I totally blew this one. It’s one where you type what you hear, and the only word I understood was “Tá”.
This is exactly why Duo should fix the missing audio files on many of the other questions. I can often solve the questions when I can read them, but I have no idea what the words sound like when they’re spoken together.
This one sounded like “Tá yaynsay eggyvair” to me. I was completely lost. :(
Can anyone please give me some links, references, resources etc to word order. I know with Irish it is verb - subject - object most of the time but I am getting confused, to me this sentence is object - verb - subject. Are there certain rules when it switches around? Thank you.
I see your point. When learning, you would like to have each word sounded out so as to be more comfortable first. BUT as someone who learnt Irish at school for many years with non-native speakers who DID sound out each word as it was pronounced on its own, I then had to UNLEARN pronunciation like "ag an bhfear"! The correct way that native speakers say it IS "ag a' bhfear". It's as important as liaison in French.

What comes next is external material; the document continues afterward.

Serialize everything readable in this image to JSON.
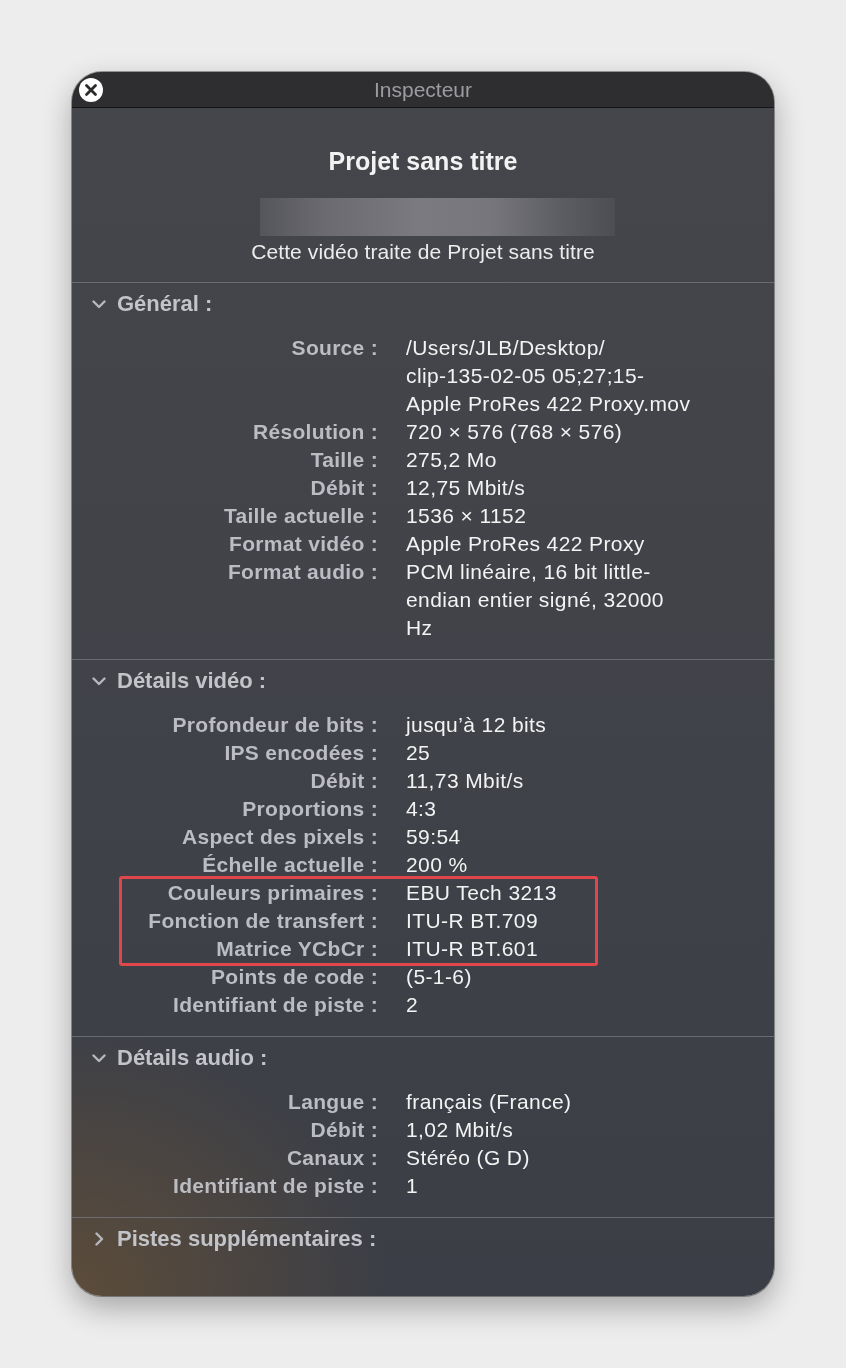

If you say each word in French like it's said individually, it will sound artificial and totally unnatural to a native speaker of French. (Like if you said "lé ami" instead of "lez ami" for les amis".) And in Irish, I think this sound change of the "n" being dropped is very old because if you look at Scots Gàdhlig, they actually write it without the "n" e.g. aig a'... And for learning the grammar rules, I think that it's actually more beneficial to learn these whole chunks (ag a(n) bhfear, ar a(n) mbord etc...) in order to become more familiar with them and able to insert them as needed instead of just trying to learn tables and constantly calculating and applying dry grammar rules.